Remember how I mentioned the Diplomad’s fascinating, wonderful inside-baseball stories of life in the diplomatic corps? Well, he’s uncorked another good ‘un here.
The phone rang at daybreak: never a good sign in that place. The “place,” after all, was Guatemala. Of the many countries I served in during nearly 35 years in the Foreign Service, Guatemala perhaps remains my favorite: an incredible physical beauty, a fascinating history and culture, the best black beans with eggs on the planet, along with the most complex and even byzantine society and politics imaginable. I owed my assignment there to Assistant Secretary Elliot Abrams whom I met at the UN. He had remembered me and when a new political military officer slot opened, he offered it to me. At the time, the Department had me slated for assignment in Europe. No contest. I snapped up Abrams’ offer. You only go around once; why do it where life is easy and comfortable with politics of the corner cafe and unfiltered Gauloisestype? Guatemalan politics had color, complexity, raucousness, and lethality. One of my first Guatemalan political contacts, for example, a young, smart politician interested in running for President, got gunned down in front of his house a few hours after we met him there. I had just finished writing my “Memorandum of Conversation” when I learned of his murder.
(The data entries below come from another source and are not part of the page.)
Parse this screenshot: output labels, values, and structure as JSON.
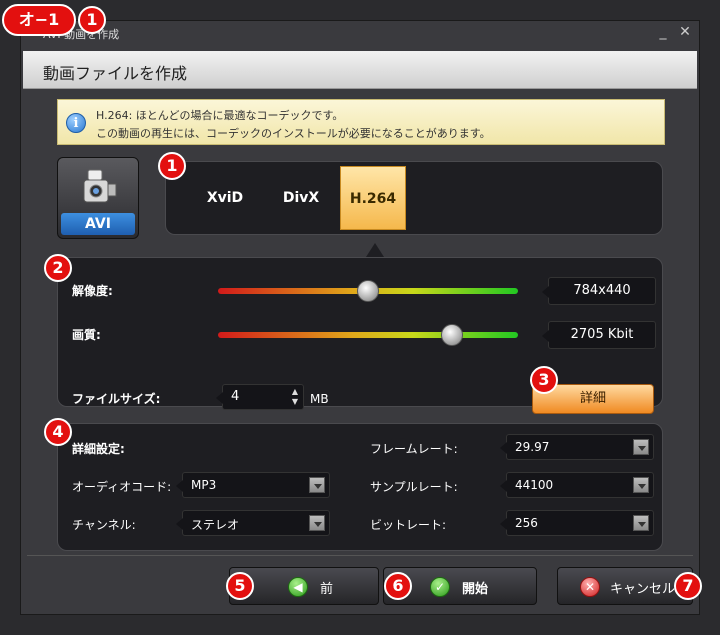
{
  "window": {
    "title": "AVI 動画を作成",
    "minimize_label": "_",
    "close_label": "✕"
  },
  "header": {
    "title": "動画ファイルを作成"
  },
  "info": {
    "line1": "H.264: ほとんどの場合に最適なコーデックです。",
    "line2": "この動画の再生には、コーデックのインストールが必要になることがあります。",
    "icon": "info-icon"
  },
  "format": {
    "label": "AVI",
    "icon": "video-camera-icon"
  },
  "codecs": [
    {
      "label": "XviD",
      "active": false
    },
    {
      "label": "DivX",
      "active": false
    },
    {
      "label": "H.264",
      "active": true
    }
  ],
  "quality": {
    "resolution_label": "解像度:",
    "resolution_value": "784x440",
    "resolution_level": 0.5,
    "quality_label": "画質:",
    "quality_value": "2705 Kbit",
    "quality_level": 0.78,
    "filesize_label": "ファイルサイズ:",
    "filesize_value": "4",
    "filesize_unit": "MB",
    "detail_button": "詳細"
  },
  "advanced": {
    "title": "詳細設定:",
    "audio_codec_label": "オーディオコード:",
    "audio_codec_value": "MP3",
    "channel_label": "チャンネル:",
    "channel_value": "ステレオ",
    "framerate_label": "フレームレート:",
    "framerate_value": "29.97",
    "samplerate_label": "サンプルレート:",
    "samplerate_value": "44100",
    "bitrate_label": "ビットレート:",
    "bitrate_value": "256"
  },
  "footer": {
    "back_label": "前",
    "start_label": "開始",
    "cancel_label": "キャンセル"
  },
  "annotations": {
    "tag": "オ−1",
    "n1": "1",
    "n2": "2",
    "n3": "3",
    "n4": "4",
    "n5": "5",
    "n6": "6",
    "n7": "7"
  },
  "colors": {
    "accent_orange": "#f5b84c",
    "annotation_red": "#e3100f",
    "info_bg": "#f1e6a9"
  }
}
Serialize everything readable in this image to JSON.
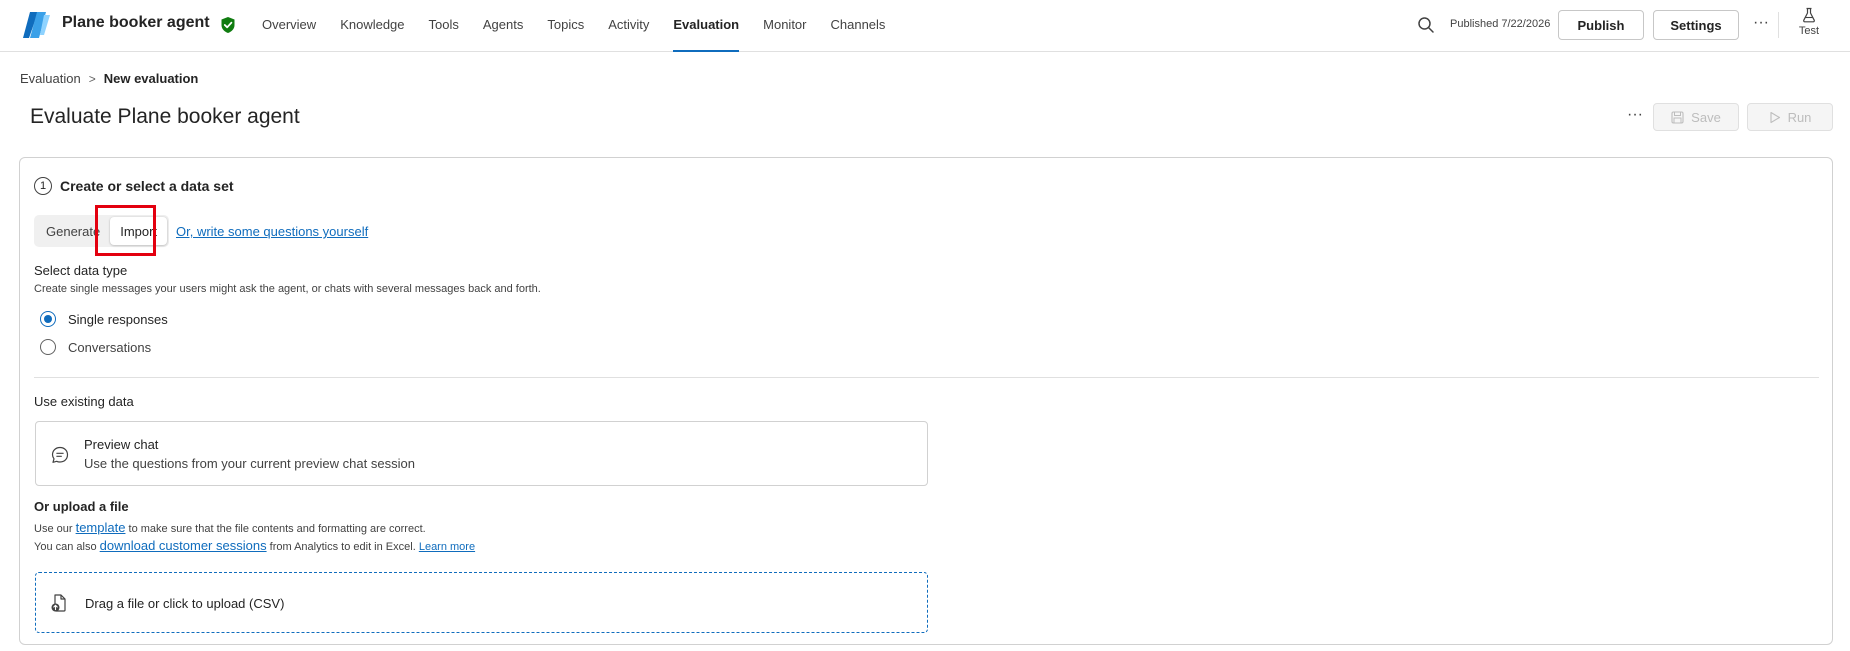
{
  "header": {
    "agent_name": "Plane booker agent",
    "tabs": [
      {
        "label": "Overview"
      },
      {
        "label": "Knowledge"
      },
      {
        "label": "Tools"
      },
      {
        "label": "Agents"
      },
      {
        "label": "Topics"
      },
      {
        "label": "Activity"
      },
      {
        "label": "Evaluation"
      },
      {
        "label": "Monitor"
      },
      {
        "label": "Channels"
      }
    ],
    "active_tab": "Evaluation",
    "published_text": "Published 7/22/2026",
    "publish_label": "Publish",
    "settings_label": "Settings",
    "more_label": "···",
    "test_label": "Test"
  },
  "breadcrumb": {
    "parent": "Evaluation",
    "separator": ">",
    "current": "New evaluation"
  },
  "page": {
    "title": "Evaluate Plane booker agent",
    "more_label": "···",
    "save_label": "Save",
    "run_label": "Run"
  },
  "step": {
    "number": "1",
    "title": "Create or select a data set",
    "segmented": {
      "generate_label": "Generate",
      "import_label": "Import",
      "active": "Import"
    },
    "write_link": "Or, write some questions yourself",
    "data_type": {
      "title": "Select data type",
      "description": "Create single messages your users might ask the agent, or chats with several messages back and forth.",
      "options": [
        {
          "label": "Single responses",
          "checked": true
        },
        {
          "label": "Conversations",
          "checked": false
        }
      ]
    },
    "existing": {
      "title": "Use existing data",
      "preview_title": "Preview chat",
      "preview_desc": "Use the questions from your current preview chat session"
    },
    "upload": {
      "title": "Or upload a file",
      "line1_prefix": "Use our",
      "line1_link": "template",
      "line1_suffix": "to make sure that the file contents and formatting are correct.",
      "line2_prefix": "You can also",
      "line2_link": "download customer sessions",
      "line2_suffix": "from Analytics to edit in Excel.",
      "line2_learn": "Learn more",
      "dropzone_label": "Drag a file or click to upload (CSV)"
    }
  },
  "colors": {
    "accent": "#0f6cbd",
    "highlight": "#e3000f",
    "verified": "#107c10"
  }
}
The mysterious “archivos” unit of the Presidency bore responsibility for large numbers of kidnappings and assassinations of persons deemed too close to the guerrillas, and of criminals who had beaten the system and gone free or had become repeat offenders. Army intel officers had formed car theft rings that operated in Guatemala, Mexico, and stretched into Texas; my landlord became involved and paid with his life, but that’s a story for another day. The guerrillas, romanticized and glorified by human rights “activists” and lefty loons in the US and Europe, comprsied nothing more than leftwing death squads terrorizing the countryside and forming alliances with the drug trafficking organizations then taking root in Guatemala.
We had guards and high walls topped with concertina wire. Most of us packed an assortment of firearms. I carried a .45 Colt or Ruger as my main, with a 9mm S&W back-up, and either a .38 S&W snub-nose or a .380 Colt Mark IV as an ankle or pocket weapon. In the house panic room, we had, inter alia, a Remington 870, a .30 cal M-1 carbine, an awesome Ruger Mini 14, my venerable S&W .357, a Llama 9mm, lots of ammo, and an assortment of gas masks, tear gas, pepper spray, knives, clubs, and a large dog. My wife did well with all of them–except in one instance which she has not yet given me permission to reveal (I have never understood why all women don’t know how to use a weapon or a change a tire; those can prove life-saving skills.) We spent weekends at the excellent gun ranges in Guatemala which had what every range should have: a bar. One should always mix large amounts of alcohol with firearms; the day at the range proves much more interesting. (Note from Management: The Editors and publishers of The Diplomad 2.0 in no way condone drinking alcohol while shooting a weapon. To avoid the possibility of spilling and wasting expensive alcohol, always put down your drink before firing your weapon.)
Excellent advice. Now how in the world could you not be well-primed to read the rest of it, I ask you?